I’m always searching for ways to counteract my type-A, future-focused tendencies that make me a tangled ball of stress. Try meditation, they say. I’ve tried sitting still, focusing on nothing in particular and thinking about not thinking. I’ve had some success with it, but the real breakthrough came when I started journaling.
Image by Bruce Guenter.
Up until a couple of months ago, I’d always thought of journals as something my teenage self would scoff at. But actually writing with pen and paper has become a powerful therapeutic intervention for helping me stay sane, grateful and grounded in my “always-on” life. The meditative effects have primarily been two-fold.
First, my journaling is an uninhibited form of creative expression where I can write whatever and however I want, and no one else can judge me. This has been especially liberating because 99 per cent of what I write is seen by others and thus gets filtered. But when I journal, I can write about anything. I can be extremely selfish and unabashed, which leads me to essentially writing away my worries, stress, fears and any other unpleasant thoughts I have in my head.
Laboriously laying out these thoughts on paper have led to many revelations I wouldn’t have arrived at if I’d just sat and ruminated on them. The second benefit sounds more meditative. With journaling, I feel utterly present in the moment, entranced by the repetitive motion of moving my pen and seeing my thoughts materialise onto paper. It’s very different from when I’m writing words on my laptop. It’s just more relaxing.
If you decide to give journaling a shot, it’s important to ditch any ideas of being “perfect” about it. I know people who’ve spent way too much money on pens and notebooks, only to still have blank pages. If premium pen and paper are what you’re into, then that’s cool. I’m OK with my notebook from the Japanese dollar store and a good enough pen. Just remember to actually, you know, write.
And don’t get too hung up on what to write about. Plenty of random thoughts pop into my head throughout the day, but there’s usually one that resonates more deeply than others. Before, I’d used to let those thoughts languish and eventually fall into the ether, but now I spend 20-30 minutes teasing them out and just writing — there doesn’t even have to be a conclusion or takeaway! That’s the great thing about this. In addition to the catharsis, you learn to be more generally aware of how certain things make you feel and why.
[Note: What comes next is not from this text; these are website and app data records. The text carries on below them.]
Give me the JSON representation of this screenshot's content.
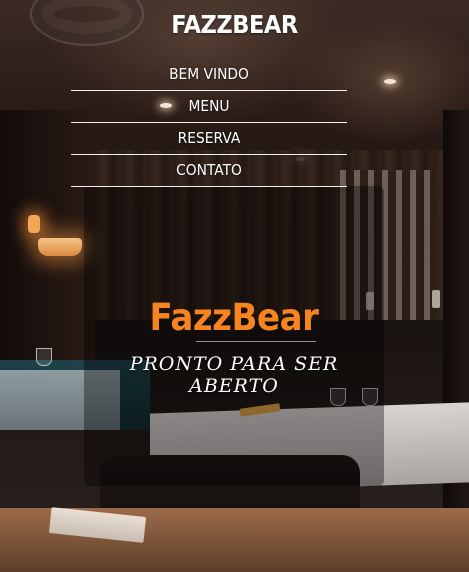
{
  "header": {
    "title": "FAZZBEAR"
  },
  "nav": {
    "items": [
      {
        "label": "BEM VINDO"
      },
      {
        "label": "MENU"
      },
      {
        "label": "RESERVA"
      },
      {
        "label": "CONTATO"
      }
    ]
  },
  "hero": {
    "brand": "FazzBear",
    "tagline": "PRONTO PARA SER ABERTO"
  },
  "colors": {
    "brand_accent": "#f7841f",
    "text": "#ffffff",
    "nav_divider": "#f0f0f0"
  },
  "background": {
    "image": "restaurant-interior-photo"
  }
}
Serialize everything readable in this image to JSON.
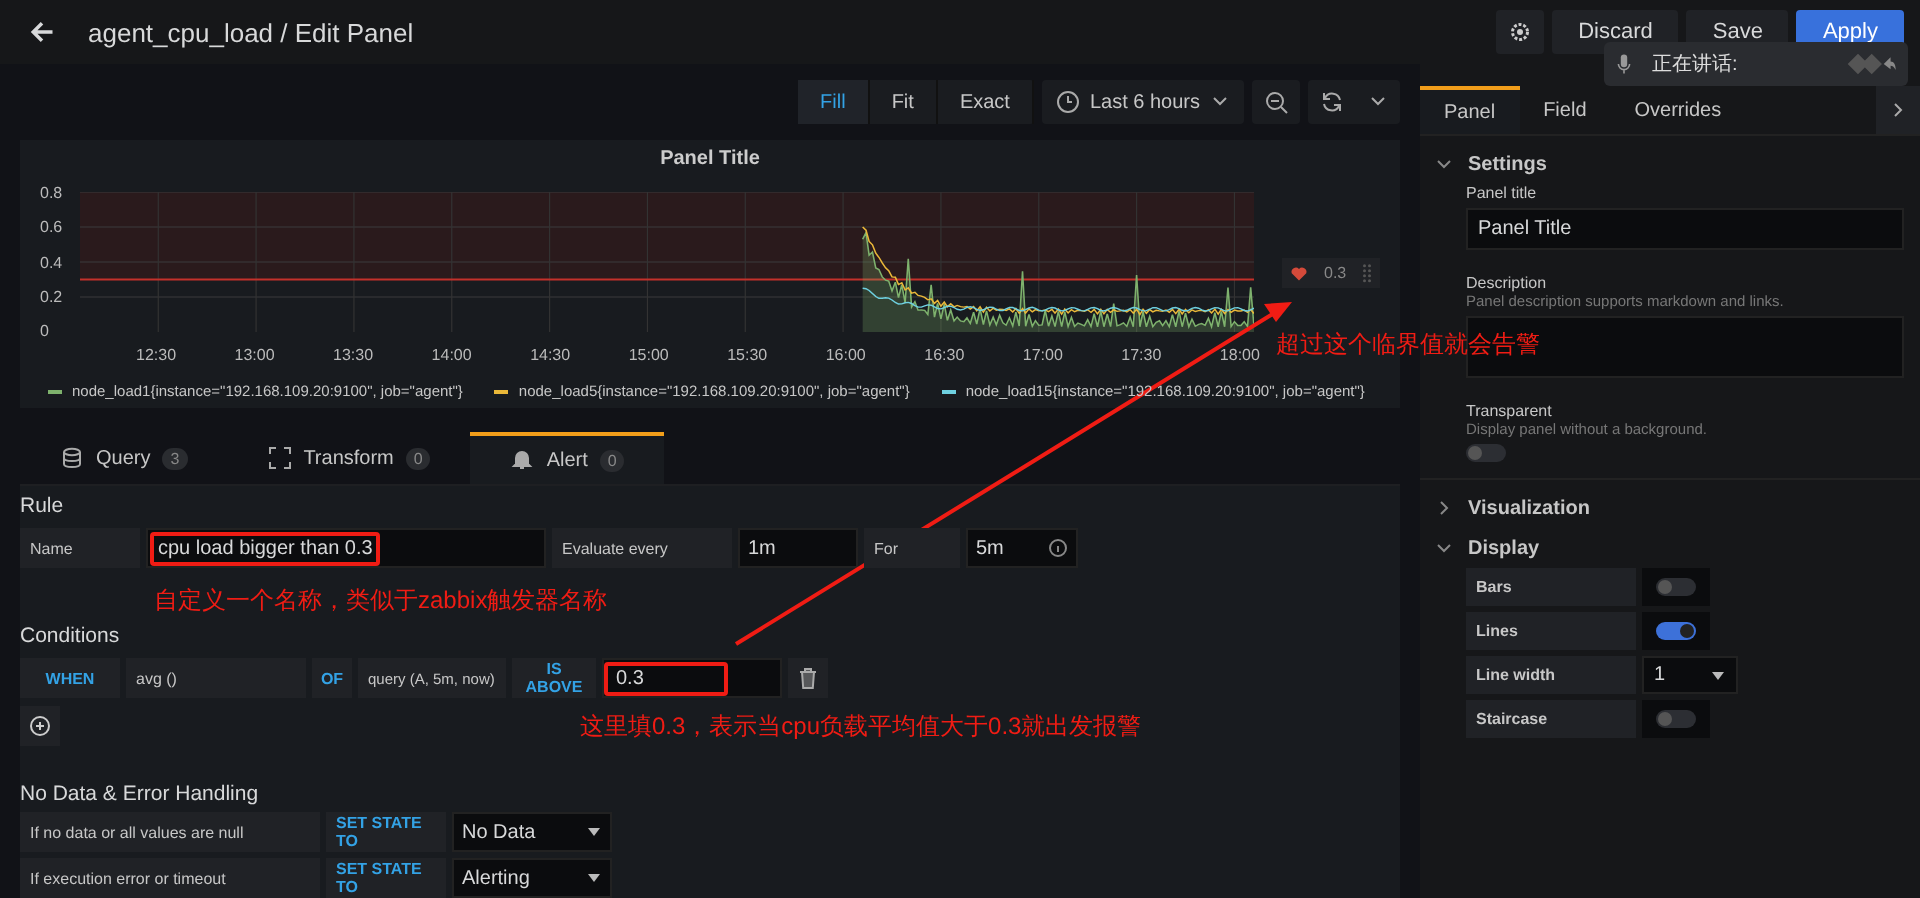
{
  "header": {
    "title": "agent_cpu_load / Edit Panel",
    "buttons": [
      {
        "kind": "icon"
      },
      {
        "kind": "secondary",
        "label": "Discard"
      },
      {
        "kind": "secondary",
        "label": "Save"
      },
      {
        "kind": "primary",
        "label": "Apply"
      }
    ]
  },
  "voice_popup": {
    "text": "正在讲话:"
  },
  "toolbar": {
    "view_modes": [
      {
        "label": "Fill",
        "selected": true
      },
      {
        "label": "Fit",
        "selected": false
      },
      {
        "label": "Exact",
        "selected": false
      }
    ],
    "time_range": "Last 6 hours"
  },
  "panel": {
    "title": "Panel Title",
    "y_ticks": [
      "0.8",
      "0.6",
      "0.4",
      "0.2",
      "0"
    ],
    "x_ticks": [
      "12:30",
      "13:00",
      "13:30",
      "14:00",
      "14:30",
      "15:00",
      "15:30",
      "16:00",
      "16:30",
      "17:00",
      "17:30",
      "18:00"
    ],
    "legend": [
      {
        "label": "node_load1{instance=\"192.168.109.20:9100\", job=\"agent\"}",
        "color": "#7eb26d"
      },
      {
        "label": "node_load5{instance=\"192.168.109.20:9100\", job=\"agent\"}",
        "color": "#eab839"
      },
      {
        "label": "node_load15{instance=\"192.168.109.20:9100\", job=\"agent\"}",
        "color": "#6ed0e0"
      }
    ],
    "threshold": "0.3"
  },
  "query_tabs": [
    {
      "kind": "query",
      "label": "Query",
      "count": "3",
      "selected": false
    },
    {
      "kind": "transform",
      "label": "Transform",
      "count": "0",
      "selected": false
    },
    {
      "kind": "alert",
      "label": "Alert",
      "count": "0",
      "selected": true
    }
  ],
  "rule": {
    "heading": "Rule",
    "name_label": "Name",
    "name_value": "cpu load bigger than 0.3",
    "evaluate_label": "Evaluate every",
    "evaluate_value": "1m",
    "for_label": "For",
    "for_value": "5m"
  },
  "conditions": {
    "heading": "Conditions",
    "when": "WHEN",
    "reducer": "avg ()",
    "of": "OF",
    "query": "query (A, 5m, now)",
    "evaluator": "IS ABOVE",
    "threshold": "0.3"
  },
  "no_data": {
    "heading": "No Data & Error Handling",
    "rows": [
      {
        "label": "If no data or all values are null",
        "action": "SET STATE TO",
        "value": "No Data"
      },
      {
        "label": "If execution error or timeout",
        "action": "SET STATE TO",
        "value": "Alerting"
      }
    ]
  },
  "annotations": [
    {
      "text": "超过这个临界值就会告警"
    },
    {
      "text": "自定义一个名称，类似于zabbix触发器名称"
    },
    {
      "text": "这里填0.3，表示当cpu负载平均值大于0.3就出发报警"
    }
  ],
  "sidebar": {
    "tabs": [
      {
        "label": "Panel",
        "selected": true
      },
      {
        "label": "Field",
        "selected": false
      },
      {
        "label": "Overrides",
        "selected": false
      }
    ],
    "settings": {
      "heading": "Settings",
      "expanded": true,
      "title_label": "Panel title",
      "title_value": "Panel Title",
      "description_label": "Description",
      "description_hint": "Panel description supports markdown and links.",
      "transparent_label": "Transparent",
      "transparent_hint": "Display panel without a background.",
      "transparent": false
    },
    "visualization": {
      "heading": "Visualization",
      "expanded": false
    },
    "display": {
      "heading": "Display",
      "expanded": true,
      "options": [
        {
          "kind": "toggle",
          "label": "Bars",
          "on": false
        },
        {
          "kind": "toggle",
          "label": "Lines",
          "on": true
        },
        {
          "kind": "select",
          "label": "Line width",
          "value": "1"
        },
        {
          "kind": "toggle",
          "label": "Staircase",
          "on": false
        }
      ]
    }
  }
}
It’s never too late to start a journal. And I’m saying this after so many years of writing already.